    • A tapered reamer is optional.

Making the clamps:

  1. If you have the luxury... Cut off an old mouthpiece just above the threads, and screw this "nut" back onto the blowstick "bolt".  The "nut" becomes the ultimate clamp and you will NOT split the thin, threaded end - as long as your drill bits are sharp.

    otherwise,... Wrap the blowstick tightly with black waxed hemp over its entire length and use special attention near the ends.  Use several layers of hemp in rings along the body and make it tight. 

    This makeshift set of clamps is what you will rely upon to keep the wood from splitting.

Bore it out:

  1. Bore out the blowstick with a drill bit and drill.  If you have intermediate size drill bits, use them as that will aid alignment and reduce stress on the wood so that it won't be as likely to split.  Be careful that you don't wrench your wrists doing this operation.  If the wood gets warm or theirs a lot of torque on your wrists, your drill bits aren't sharp.

    A rubber jawed vice will work - especially with the black waxed hemp.  You'll probably have to bore from both ends unless you have a machine shop set-up in your basement!  If the holes don't meet in middle, you're going to need some help or will need to use the next smaller size tubing!  Help can come in the form of a dowel with a piece of sandpaper spiraled around it to smooth out the middle where the two boring jobs met. Chuck this into a drill and smooth it out until you can force the tubing through.)  (Note:  I like to gently use a reamer on each end so that there is a small space between the wood and tubing.  This helps hold the finish layer of epoxy and makes a nice-looking, water-tight finish.

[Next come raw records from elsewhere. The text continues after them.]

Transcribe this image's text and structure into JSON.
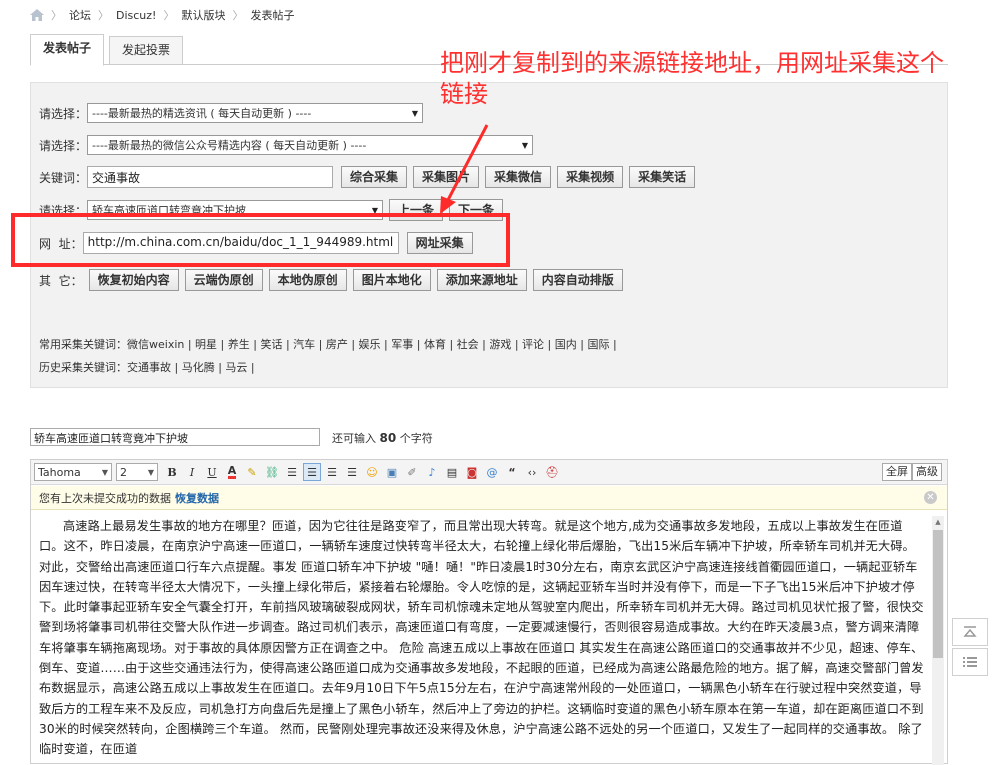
{
  "breadcrumb": [
    "论坛",
    "Discuz!",
    "默认版块",
    "发表帖子"
  ],
  "tabs": [
    "发表帖子",
    "发起投票"
  ],
  "panel": {
    "select1_label": "请选择：",
    "select1_value": "----最新最热的精选资讯 ( 每天自动更新 ) ----",
    "select2_label": "请选择：",
    "select2_value": "----最新最热的微信公众号精选内容 ( 每天自动更新 ) ----",
    "keyword_label": "关键词：",
    "keyword_value": "交通事故",
    "keyword_buttons": [
      "综合采集",
      "采集图片",
      "采集微信",
      "采集视频",
      "采集笑话"
    ],
    "select3_label": "请选择：",
    "select3_value": "轿车高速匝道口转弯竟冲下护坡",
    "prev_button": "上一条",
    "next_button": "下一条",
    "url_label": "网  址：",
    "url_value": "http://m.china.com.cn/baidu/doc_1_1_944989.html",
    "url_button": "网址采集",
    "other_label": "其  它：",
    "other_buttons": [
      "恢复初始内容",
      "云端伪原创",
      "本地伪原创",
      "图片本地化",
      "添加来源地址",
      "内容自动排版"
    ],
    "common_keywords": "常用采集关键词：微信weixin | 明星 | 养生 | 笑话 | 汽车 | 房产 | 娱乐 | 军事 | 体育 | 社会 | 游戏 | 评论 | 国内 | 国际 |",
    "history_keywords": "历史采集关键词：交通事故 | 马化腾 | 马云 |"
  },
  "annotation": {
    "text": "把刚才复制到的来源链接地址，用网址采集这个链接",
    "color": "#ff3030"
  },
  "post": {
    "title_value": "轿车高速匝道口转弯竟冲下护坡",
    "remaining_prefix": "还可输入",
    "remaining_count": "80",
    "remaining_suffix": "个字符"
  },
  "editor": {
    "font_family": "Tahoma",
    "font_size": "2",
    "toolbar_icons": [
      "bold-icon",
      "italic-icon",
      "underline-icon",
      "font-color-icon",
      "background-color-icon",
      "link-icon",
      "align-left-icon",
      "align-center-icon",
      "align-right-icon",
      "align-justify-icon",
      "emoticon-icon",
      "image-icon",
      "attachment-icon",
      "music-icon",
      "video-icon",
      "flash-icon",
      "mention-icon",
      "quote-icon",
      "code-icon",
      "free-icon"
    ],
    "fullscreen_label": "全屏",
    "advanced_label": "高级",
    "notice_text": "您有上次未提交成功的数据",
    "restore_label": "恢复数据",
    "article": "高速路上最易发生事故的地方在哪里？匝道，因为它往往是路变窄了，而且常出现大转弯。就是这个地方,成为交通事故多发地段，五成以上事故发生在匝道口。这不，昨日凌晨，在南京沪宁高速一匝道口，一辆轿车速度过快转弯半径太大，右轮撞上绿化带后爆胎，飞出15米后车辆冲下护坡，所幸轿车司机并无大碍。对此，交警给出高速匝道口行车六点提醒。事发 匝道口轿车冲下护坡 \"嗵！嗵！\"昨日凌晨1时30分左右，南京玄武区沪宁高速连接线首衢园匝道口，一辆起亚轿车因车速过快，在转弯半径太大情况下，一头撞上绿化带后，紧接着右轮爆胎。令人吃惊的是，这辆起亚轿车当时并没有停下，而是一下子飞出15米后冲下护坡才停下。此时肇事起亚轿车安全气囊全打开，车前挡风玻璃破裂成网状，轿车司机惊魂未定地从驾驶室内爬出，所幸轿车司机并无大碍。路过司机见状忙报了警，很快交警到场将肇事司机带往交警大队作进一步调查。路过司机们表示，高速匝道口有弯度，一定要减速慢行，否则很容易造成事故。大约在昨天凌晨3点，警方调来清障车将肇事车辆拖离现场。对于事故的具体原因警方正在调查之中。 危险 高速五成以上事故在匝道口 其实发生在高速公路匝道口的交通事故并不少见，超速、停车、倒车、变道……由于这些交通违法行为，使得高速公路匝道口成为交通事故多发地段，不起眼的匝道，已经成为高速公路最危险的地方。据了解，高速交警部门曾发布数据显示，高速公路五成以上事故发生在匝道口。去年9月10日下午5点15分左右，在沪宁高速常州段的一处匝道口，一辆黑色小轿车在行驶过程中突然变道，导致后方的工程车来不及反应，司机急打方向盘后先是撞上了黑色小轿车，然后冲上了旁边的护栏。这辆临时变道的黑色小轿车原本在第一车道，却在距离匝道口不到30米的时候突然转向，企图横跨三个车道。 然而，民警刚处理完事故还没来得及休息，沪宁高速公路不远处的另一个匝道口，又发生了一起同样的交通事故。 除了临时变道，在匝道"
  }
}
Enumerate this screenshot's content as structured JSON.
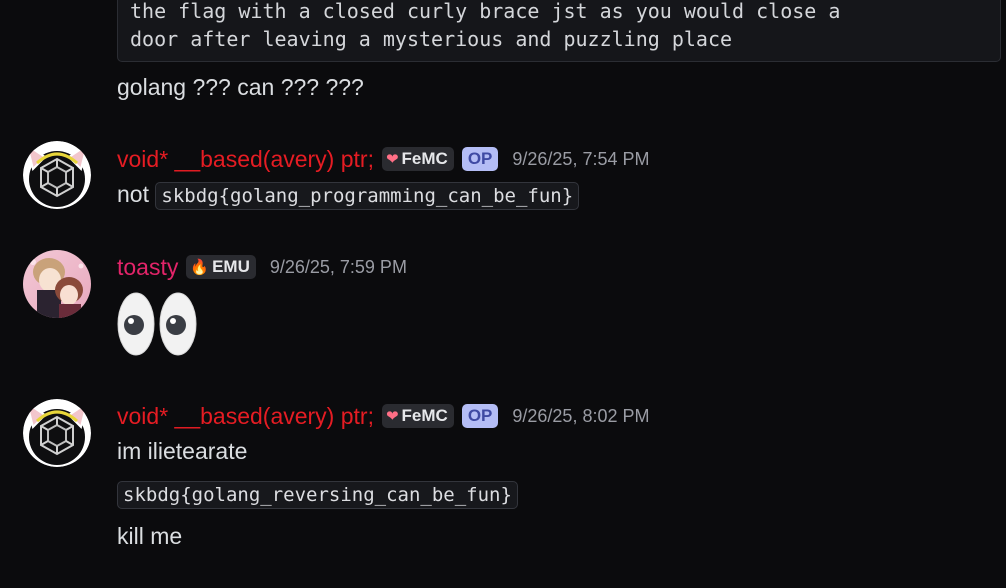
{
  "code_block": {
    "line1": "the flag with a closed curly brace jst as you would close a",
    "line2": "door after leaving a mysterious and puzzling place"
  },
  "messages": [
    {
      "text": "golang ??? can ??? ???"
    },
    {
      "username": "void* __based(avery) ptr;",
      "tag": "FeMC",
      "op": "OP",
      "timestamp": "9/26/25, 7:54 PM",
      "text_prefix": "not",
      "code": "skbdg{golang_programming_can_be_fun}"
    },
    {
      "username": "toasty",
      "tag": "EMU",
      "timestamp": "9/26/25, 7:59 PM",
      "emoji": "eyes"
    },
    {
      "username": "void* __based(avery) ptr;",
      "tag": "FeMC",
      "op": "OP",
      "timestamp": "9/26/25, 8:02 PM",
      "line1": "im ilietearate",
      "code": "skbdg{golang_reversing_can_be_fun}",
      "line3": "kill me"
    }
  ],
  "icons": {
    "femc_tag": "heart-icon",
    "emu_tag": "flame-icon"
  },
  "colors": {
    "background": "#0b0b0d",
    "void_username": "#e51c23",
    "toasty_username": "#e32469",
    "op_badge_bg": "#b4bdf5",
    "op_badge_text": "#3f4aa3",
    "timestamp": "#9a9ca4"
  }
}
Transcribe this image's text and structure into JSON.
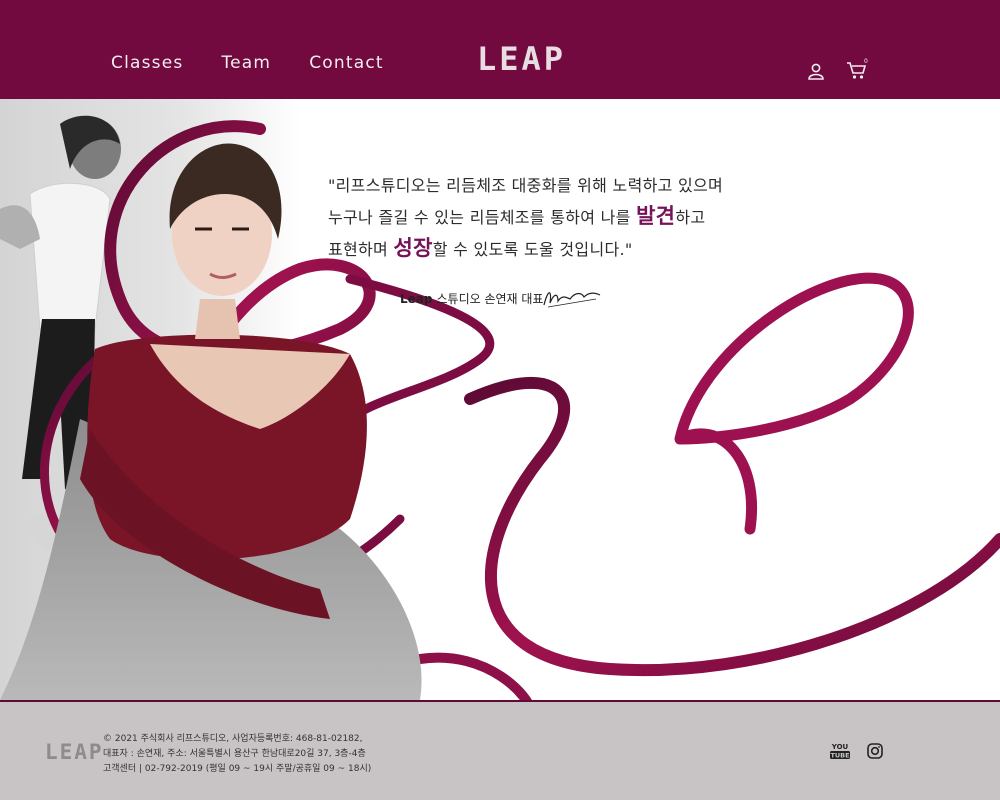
{
  "header": {
    "nav": [
      "Classes",
      "Team",
      "Contact"
    ],
    "logo": "LEAP",
    "icons": [
      "user-icon",
      "cart-icon"
    ],
    "cart_count": "0",
    "background": "#730a3f"
  },
  "hero": {
    "quote_line1": "\"리프스튜디오는 리듬체조 대중화를 위해 노력하고 있으며",
    "quote_line2_a": "누구나 즐길 수 있는 리듬체조를 통하여 나를 ",
    "quote_line2_em": "발견",
    "quote_line2_b": "하고",
    "quote_line3_a": "표현하며 ",
    "quote_line3_em": "성장",
    "quote_line3_b": "할 수 있도록 도울 것입니다.\"",
    "sign_brand": "Leap",
    "sign_text": "스튜디오 손연재 대표",
    "accent": "#75125a"
  },
  "footer": {
    "logo": "LEAP",
    "line1": "© 2021 주식회사 리프스튜디오, 사업자등록번호: 468-81-02182,",
    "line2": "대표자 : 손연재, 주소: 서울특별시 용산구 한남대로20길 37, 3층-4층",
    "line3": "고객센터 | 02-792-2019 (평일 09 ~ 19시 주말/공휴일 09 ~ 18시)",
    "icons": [
      "youtube-icon",
      "instagram-icon"
    ],
    "background": "#c8c4c6"
  }
}
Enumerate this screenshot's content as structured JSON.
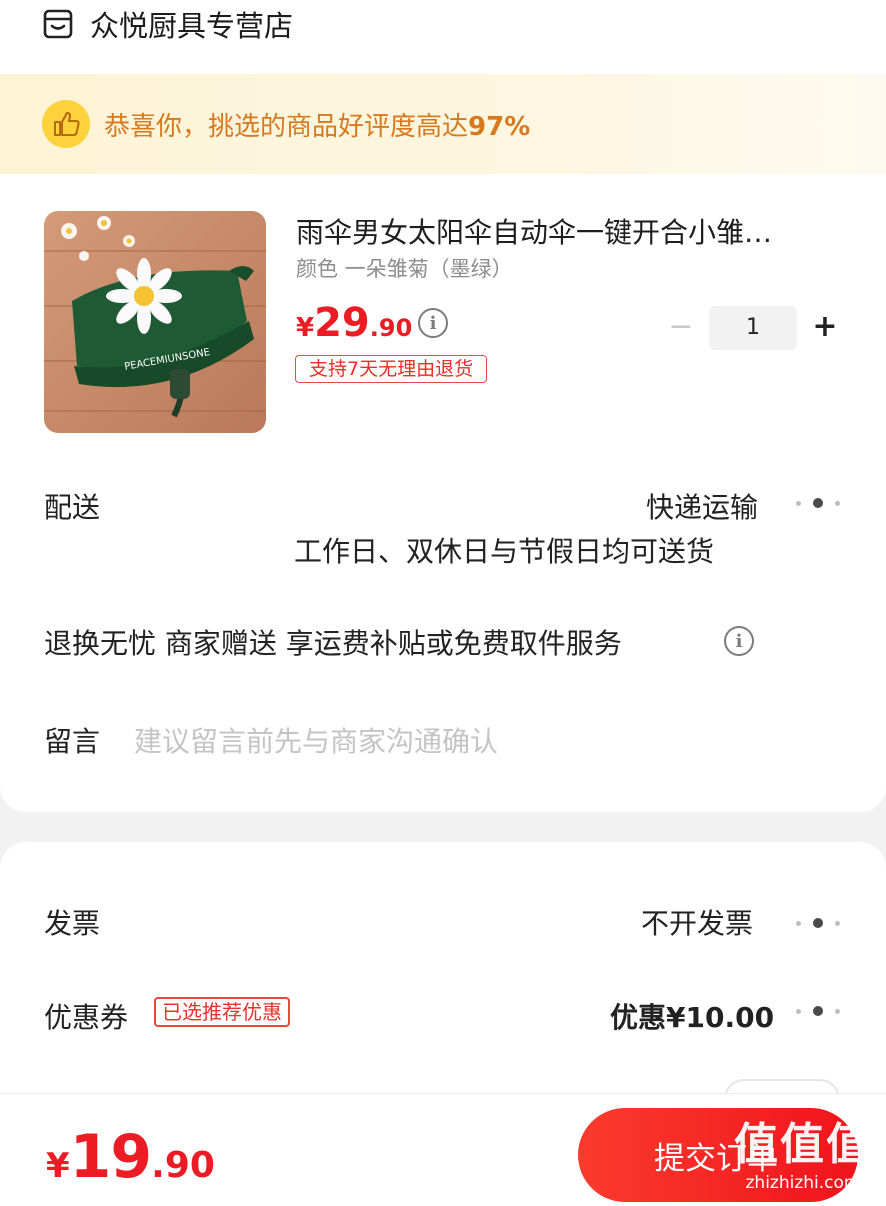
{
  "shop": {
    "name": "众悦厨具专营店",
    "icon": "store-icon"
  },
  "praise_banner": {
    "prefix": "恭喜你，挑选的商品好评度高达",
    "rate": "97%",
    "icon": "thumbs-up-icon"
  },
  "product": {
    "title": "雨伞男女太阳伞自动伞一键开合小雏…",
    "spec": "颜色 一朵雏菊（墨绿）",
    "price": {
      "currency": "¥",
      "integer": "29",
      "decimal": ".90"
    },
    "return_policy": "支持7天无理由退货",
    "quantity": "1",
    "image_text": "PEACEMIUNSONE",
    "minus": "−",
    "plus": "+"
  },
  "delivery": {
    "label": "配送",
    "method": "快递运输",
    "note": "工作日、双休日与节假日均可送货"
  },
  "service": {
    "text": "退换无忧 商家赠送 享运费补贴或免费取件服务"
  },
  "message": {
    "label": "留言",
    "placeholder": "建议留言前先与商家沟通确认"
  },
  "invoice": {
    "label": "发票",
    "value": "不开发票"
  },
  "coupon": {
    "label": "优惠券",
    "badge": "已选推荐优惠",
    "value": "优惠¥10.00"
  },
  "footer": {
    "total": {
      "currency": "¥",
      "integer": "19",
      "decimal": ".90"
    },
    "submit_label": "提交订单"
  },
  "watermark": {
    "big": "值值值",
    "small": "zhizhizhi.com"
  },
  "colors": {
    "price_red": "#ec1c24",
    "praise_orange": "#d7791c",
    "button_red": "#f0131d",
    "badge_yellow": "#fdd23a"
  }
}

Glue the metal tubing in place:

  1. Once you've got the tubing in the blowstick, leave at least 1/4" sticking out of both ends.  Apply the cyano-acrylate glue to the outside of the tubing where it meets the wood.  It should wick its way down the between the wood and tubing resulting in a good bond.
  2. Now mix up some epoxy glue, smear it around the outside of the tubing where it meets the wood.  Try to "stuff it" down the crack between the tubing and the wood to make a good tight seal. Leave some excess glue, as we'll smooth it down later.  If you've had a "Little Mac" in the bottom, you'll need to add quite a bit and may need to do two applications to build it up enough so that we can make it good and smooth.

Finish off the ends:

  1. Once this is dry (give it a full day!), cut off the excess tubing near the original wood with the hack saw.  Then place the 200+ grit sandpaper on a flat surface (like glass) and, with the blowstick perpendicular to that surface, sand away the brass and epoxy almost down to the original wood.  Finish up with the 400 grit sandpaper and you should have a mirror finish on both ends.
  2. Now put in one of those $3 brass and rubber flappers and you're back in shape.

If your blowstick cracked all the way through, you'll need to deal with the cracks in the outside as well. (See How do I fix a crack?)

Copyright S.K. MacLeod 1996-2016